1. More Americans have poor credit than ever before.
2. There are also more Americans with excellent credit than there have been in the past.
3. The number of people with a mid-range score (650 – 699) has dropped.
According to the FICO report, 43.4 million Americans have a FICO score below 599, which is considered poor. This number represents 25.5 % of all Americans. Their poor credit score will make it harder (or impossible) for these people to:
- Get a mortgage
- Buy a car with a loan
- Get an unsecured credit card
- Rent an apartment
- Sign up for a cell phone plan
Additionally, these individuals may pay higher interest rates if they can get credit, and may pay more for car, homeowners’ or renter’s insurance.

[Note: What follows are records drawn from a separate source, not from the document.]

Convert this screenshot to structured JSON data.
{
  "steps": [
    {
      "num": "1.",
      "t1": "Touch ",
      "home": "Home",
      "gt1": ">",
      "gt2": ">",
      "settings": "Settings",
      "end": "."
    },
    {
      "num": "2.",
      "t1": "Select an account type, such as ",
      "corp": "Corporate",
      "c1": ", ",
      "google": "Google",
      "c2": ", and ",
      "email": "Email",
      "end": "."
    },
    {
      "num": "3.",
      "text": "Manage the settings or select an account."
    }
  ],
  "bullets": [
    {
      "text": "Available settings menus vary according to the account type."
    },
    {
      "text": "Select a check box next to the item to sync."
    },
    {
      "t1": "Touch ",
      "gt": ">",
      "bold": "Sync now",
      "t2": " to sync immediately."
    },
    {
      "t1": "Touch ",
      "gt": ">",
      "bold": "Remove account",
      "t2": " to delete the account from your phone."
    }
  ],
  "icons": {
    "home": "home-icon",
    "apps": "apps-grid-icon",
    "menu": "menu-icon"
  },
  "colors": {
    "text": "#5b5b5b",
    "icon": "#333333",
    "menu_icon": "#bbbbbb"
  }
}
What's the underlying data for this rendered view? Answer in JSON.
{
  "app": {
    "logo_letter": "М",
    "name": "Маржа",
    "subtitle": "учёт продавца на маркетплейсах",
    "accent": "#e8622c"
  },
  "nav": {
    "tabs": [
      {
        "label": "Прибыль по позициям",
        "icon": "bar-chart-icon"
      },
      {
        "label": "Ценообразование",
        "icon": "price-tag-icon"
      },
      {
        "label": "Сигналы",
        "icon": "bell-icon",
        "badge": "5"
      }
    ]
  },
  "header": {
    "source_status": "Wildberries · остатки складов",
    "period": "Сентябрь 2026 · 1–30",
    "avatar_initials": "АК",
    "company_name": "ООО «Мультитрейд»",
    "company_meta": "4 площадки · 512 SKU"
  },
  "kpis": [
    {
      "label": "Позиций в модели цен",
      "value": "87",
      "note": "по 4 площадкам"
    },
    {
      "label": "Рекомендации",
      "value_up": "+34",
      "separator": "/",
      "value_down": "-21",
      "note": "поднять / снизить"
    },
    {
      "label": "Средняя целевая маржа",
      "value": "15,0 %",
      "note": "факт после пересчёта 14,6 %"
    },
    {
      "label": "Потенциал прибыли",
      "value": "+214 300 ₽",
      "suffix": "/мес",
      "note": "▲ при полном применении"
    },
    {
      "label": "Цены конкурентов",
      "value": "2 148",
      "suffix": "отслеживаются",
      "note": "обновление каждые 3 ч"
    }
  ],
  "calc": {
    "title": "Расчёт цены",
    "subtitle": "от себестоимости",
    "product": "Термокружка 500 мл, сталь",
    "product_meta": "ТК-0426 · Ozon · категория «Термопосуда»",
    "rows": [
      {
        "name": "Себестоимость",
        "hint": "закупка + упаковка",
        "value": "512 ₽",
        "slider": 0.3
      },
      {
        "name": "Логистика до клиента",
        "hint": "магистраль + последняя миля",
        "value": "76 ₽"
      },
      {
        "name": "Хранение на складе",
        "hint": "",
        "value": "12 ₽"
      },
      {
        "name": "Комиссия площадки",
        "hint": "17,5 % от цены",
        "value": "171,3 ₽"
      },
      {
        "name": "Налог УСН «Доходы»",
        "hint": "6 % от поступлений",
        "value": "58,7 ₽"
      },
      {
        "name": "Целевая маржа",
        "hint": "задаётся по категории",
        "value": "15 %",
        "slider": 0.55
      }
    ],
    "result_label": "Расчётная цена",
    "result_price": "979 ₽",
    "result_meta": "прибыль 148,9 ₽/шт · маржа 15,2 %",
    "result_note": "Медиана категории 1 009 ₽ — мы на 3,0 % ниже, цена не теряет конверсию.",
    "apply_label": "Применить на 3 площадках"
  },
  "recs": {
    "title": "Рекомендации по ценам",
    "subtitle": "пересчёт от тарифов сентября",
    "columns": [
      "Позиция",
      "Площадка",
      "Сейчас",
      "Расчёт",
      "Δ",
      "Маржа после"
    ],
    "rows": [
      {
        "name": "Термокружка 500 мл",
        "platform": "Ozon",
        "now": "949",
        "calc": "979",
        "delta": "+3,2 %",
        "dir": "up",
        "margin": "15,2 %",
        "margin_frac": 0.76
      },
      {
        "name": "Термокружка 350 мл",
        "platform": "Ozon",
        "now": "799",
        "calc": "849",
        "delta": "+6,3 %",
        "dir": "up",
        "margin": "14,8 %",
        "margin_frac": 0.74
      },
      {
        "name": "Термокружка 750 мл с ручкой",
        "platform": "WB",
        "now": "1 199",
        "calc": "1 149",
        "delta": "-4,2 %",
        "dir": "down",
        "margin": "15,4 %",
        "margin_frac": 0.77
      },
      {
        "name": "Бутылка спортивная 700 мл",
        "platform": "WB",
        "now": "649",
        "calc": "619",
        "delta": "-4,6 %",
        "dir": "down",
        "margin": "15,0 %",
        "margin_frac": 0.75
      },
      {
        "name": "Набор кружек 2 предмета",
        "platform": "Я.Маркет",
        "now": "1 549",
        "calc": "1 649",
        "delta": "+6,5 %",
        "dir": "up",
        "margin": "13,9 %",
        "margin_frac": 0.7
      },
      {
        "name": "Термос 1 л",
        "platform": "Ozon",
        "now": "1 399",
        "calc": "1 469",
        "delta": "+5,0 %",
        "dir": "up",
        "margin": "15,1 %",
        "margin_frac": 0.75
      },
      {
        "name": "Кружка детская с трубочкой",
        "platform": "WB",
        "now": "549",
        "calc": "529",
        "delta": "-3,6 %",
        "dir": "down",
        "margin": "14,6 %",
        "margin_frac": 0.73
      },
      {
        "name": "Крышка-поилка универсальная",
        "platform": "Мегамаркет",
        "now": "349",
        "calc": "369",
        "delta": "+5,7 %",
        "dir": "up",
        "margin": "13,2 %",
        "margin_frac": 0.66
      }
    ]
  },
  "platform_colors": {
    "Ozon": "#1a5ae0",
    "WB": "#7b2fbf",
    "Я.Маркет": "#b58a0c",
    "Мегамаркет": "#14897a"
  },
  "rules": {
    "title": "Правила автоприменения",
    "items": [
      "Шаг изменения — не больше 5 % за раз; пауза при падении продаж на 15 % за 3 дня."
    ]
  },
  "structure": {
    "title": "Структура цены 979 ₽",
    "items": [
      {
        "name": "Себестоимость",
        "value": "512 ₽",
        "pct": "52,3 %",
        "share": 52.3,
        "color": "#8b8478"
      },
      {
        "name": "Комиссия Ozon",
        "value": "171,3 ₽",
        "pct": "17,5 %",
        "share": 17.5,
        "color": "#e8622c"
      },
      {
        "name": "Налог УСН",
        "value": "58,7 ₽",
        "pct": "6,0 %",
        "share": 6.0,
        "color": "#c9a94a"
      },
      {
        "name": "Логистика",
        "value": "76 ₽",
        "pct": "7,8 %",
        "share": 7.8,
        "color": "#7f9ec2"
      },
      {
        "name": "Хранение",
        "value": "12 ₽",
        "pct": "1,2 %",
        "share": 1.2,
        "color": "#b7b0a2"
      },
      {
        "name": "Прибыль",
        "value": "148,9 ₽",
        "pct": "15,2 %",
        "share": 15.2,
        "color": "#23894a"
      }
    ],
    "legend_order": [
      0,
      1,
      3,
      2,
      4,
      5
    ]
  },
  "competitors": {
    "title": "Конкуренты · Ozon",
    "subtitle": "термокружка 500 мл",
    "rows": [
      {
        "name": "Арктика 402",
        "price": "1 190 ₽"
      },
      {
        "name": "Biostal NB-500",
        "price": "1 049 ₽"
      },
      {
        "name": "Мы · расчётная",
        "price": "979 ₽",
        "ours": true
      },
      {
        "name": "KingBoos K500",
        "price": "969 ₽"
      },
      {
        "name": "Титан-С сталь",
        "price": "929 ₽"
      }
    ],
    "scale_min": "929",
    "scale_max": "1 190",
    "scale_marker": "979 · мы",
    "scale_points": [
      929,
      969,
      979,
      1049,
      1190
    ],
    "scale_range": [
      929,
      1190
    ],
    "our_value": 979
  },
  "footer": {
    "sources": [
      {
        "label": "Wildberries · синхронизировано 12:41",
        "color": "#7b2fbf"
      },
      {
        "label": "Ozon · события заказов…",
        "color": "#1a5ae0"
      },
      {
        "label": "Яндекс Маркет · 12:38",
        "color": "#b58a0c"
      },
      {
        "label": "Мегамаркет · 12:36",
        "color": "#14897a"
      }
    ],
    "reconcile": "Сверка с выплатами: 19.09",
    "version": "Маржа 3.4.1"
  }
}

Since the effects of financial problems don’t appear on your credit score immediately, the number of Americans with low FICO scores may get worse, according to the AP report. The U.S. Department of Labor says that 26 million people are out of work or underemployed — with many facing foreclosure.
Financial hardship often leads to foreclosure or failure to pay debts, which means millions more credit scores may drop before the year ends.
On the other end of that spectrum, 17,9 percent of Americans (up from the historical average of 13 % and down only slightly from last year’s report) have a FICO score of 800 or more. This shows that many Americans have gotten more conservative in their spending and are learning how to manage their credit better.
It takes effort and financial savvy to raise your score from a 750 to that highly-coveted FICO score of 800 or more. This shows that Americans with good credit are getting even smarter about managing it. They are doing things like minimizing hard inquiries on their credit files, paying close attention to their debt-to-available-credit ratio, and balancing the types of credit they show in their final with a mix of installment loans and revolving credit. They might also be using credit monitoring services to keep track of their FICO score and make sure there are no errors on their credit reports.
Borrowers with a credit score in the moderate range (from 650 – 699) may be hit the hardest by changes to their credit score.
According to the FICO report, this sensitive group makes up only 11.9% of all Americans, but they are the ones who may find it harder to get a mortgage or good rates on a credit card or car loan. A few wrong moves or late payments can put them in the “high risk” category, too.
On the positive side, though, smart money management can see them increase their score to an excellent credit rating of 750 or higher.
But the report is even more telling than that. The real estate market will continue to suffer as it’s harder for people to get mortgages with lower scores — or people may choose to rent rather than paying higher interest rates. Several other industries, including banking, which rely on people borrowing money, will continue to experience problems.
Awareness has already created a mindset shift, and sources are reporting that retail spending has dropped since the report was released.
It’s interesting to compare our FICO scores and see how we stack up against other Americans. But, regardless of what the numbers say, your main financial focus should continue to be paying your bills on time, not charging more than you can pay off within that billing period, and making sure your debt-to-available credit ratio is 50% or lower.[include file=/wp-content/themes/customtheme/rec-creditscore.php]